Why do people attempt to drive cars, operate complex machinery, or fly airplanes when they are tired?
Answers to this question are varied, but usually boil down to one common attitude: we think the risk is trivial or perfectly acceptable! Often this is the case because we have done it before, toughed it out, or "made it safely". As a result we become cavalier and self-assured--too often to the determent of others and ourselves.
Consider the person who may drive several hundred miles while frequently dozing at the wheel without stopping because they wanted to get home. Yet this same person considers it criminal to drive while under the influence of alcohol. What is the difference? Sure, being sleepy is natural, but it is also as dangerous as alcohol when operating a vehicle or other equipment.
Tired and exhausted most of the time? Try some moderate exercise!
Many humans today report they feel exhausted and tired most of the time. People who have well-defined medical conditions such as heart disease or cancer consistently report improved feelings of energy and less fatigue when they exercise regularly.
A recent six week randomized controlled trial of healthy young adults who reported persistent fatigue found improvements in feelings of energy. The subjects were randomly assigned to a moderate-intensity, low-intensity, or no treatment group. Participants visited the exercise lab three times per week for their exercise depending on which group they were in. Aerobic fitness was measured before and after the intervention.
Feeling tired & out of gas? Sleepiness interferes with daily activities in 1/3 of Americans.
Adults need 7-9 hours of sleep each night for optimal performance and health. Without adequate rest on a regular basis the risk increases for:
- Cardiovascular disease
- Inferior work performance
- Risk of injury

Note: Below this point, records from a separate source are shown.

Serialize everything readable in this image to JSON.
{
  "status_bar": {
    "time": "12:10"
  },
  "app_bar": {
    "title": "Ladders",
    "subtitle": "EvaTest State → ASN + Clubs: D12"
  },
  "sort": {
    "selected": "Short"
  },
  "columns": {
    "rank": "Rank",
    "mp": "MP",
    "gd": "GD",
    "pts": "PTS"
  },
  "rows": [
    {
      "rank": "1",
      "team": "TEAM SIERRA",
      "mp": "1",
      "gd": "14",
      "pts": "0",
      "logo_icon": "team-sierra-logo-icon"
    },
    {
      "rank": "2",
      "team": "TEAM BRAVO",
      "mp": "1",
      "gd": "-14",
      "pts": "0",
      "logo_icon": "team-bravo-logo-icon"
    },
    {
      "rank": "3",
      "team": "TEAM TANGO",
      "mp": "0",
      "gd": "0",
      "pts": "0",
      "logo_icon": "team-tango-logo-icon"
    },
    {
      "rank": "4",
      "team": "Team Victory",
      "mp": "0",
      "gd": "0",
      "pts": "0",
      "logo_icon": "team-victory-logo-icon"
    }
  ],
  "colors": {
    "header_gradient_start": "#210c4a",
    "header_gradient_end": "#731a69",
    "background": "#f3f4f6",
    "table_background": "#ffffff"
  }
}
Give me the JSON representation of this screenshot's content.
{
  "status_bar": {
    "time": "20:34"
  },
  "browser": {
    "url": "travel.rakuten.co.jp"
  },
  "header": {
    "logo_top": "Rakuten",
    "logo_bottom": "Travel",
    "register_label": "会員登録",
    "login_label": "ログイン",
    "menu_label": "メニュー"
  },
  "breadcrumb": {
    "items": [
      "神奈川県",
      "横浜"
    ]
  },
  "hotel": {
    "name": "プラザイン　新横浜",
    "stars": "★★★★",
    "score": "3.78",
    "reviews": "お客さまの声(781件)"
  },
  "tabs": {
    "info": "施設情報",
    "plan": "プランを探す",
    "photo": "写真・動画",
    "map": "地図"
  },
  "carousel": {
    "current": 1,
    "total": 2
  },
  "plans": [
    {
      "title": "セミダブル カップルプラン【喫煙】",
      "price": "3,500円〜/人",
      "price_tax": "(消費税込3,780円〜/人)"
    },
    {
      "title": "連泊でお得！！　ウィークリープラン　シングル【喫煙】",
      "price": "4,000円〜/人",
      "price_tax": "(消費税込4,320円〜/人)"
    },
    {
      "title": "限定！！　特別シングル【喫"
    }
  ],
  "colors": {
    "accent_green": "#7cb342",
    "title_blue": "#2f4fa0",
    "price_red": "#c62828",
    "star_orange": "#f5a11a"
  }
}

Those who responded to the 2009 National Sleep Foundation poll indicated if they sleep less than 6 hours compared to 8 hours or longer they were less likely to:
- Exercise (28% vs. 8%)
- Eat a healthy diet (23% vs. 7%)
- Work efficiently and well (21% vs. 9%)
- Experience positive leisure time activities (30% vs. 7%)
PositiveTip: Sleep 7-9 hours on most days to experience your best!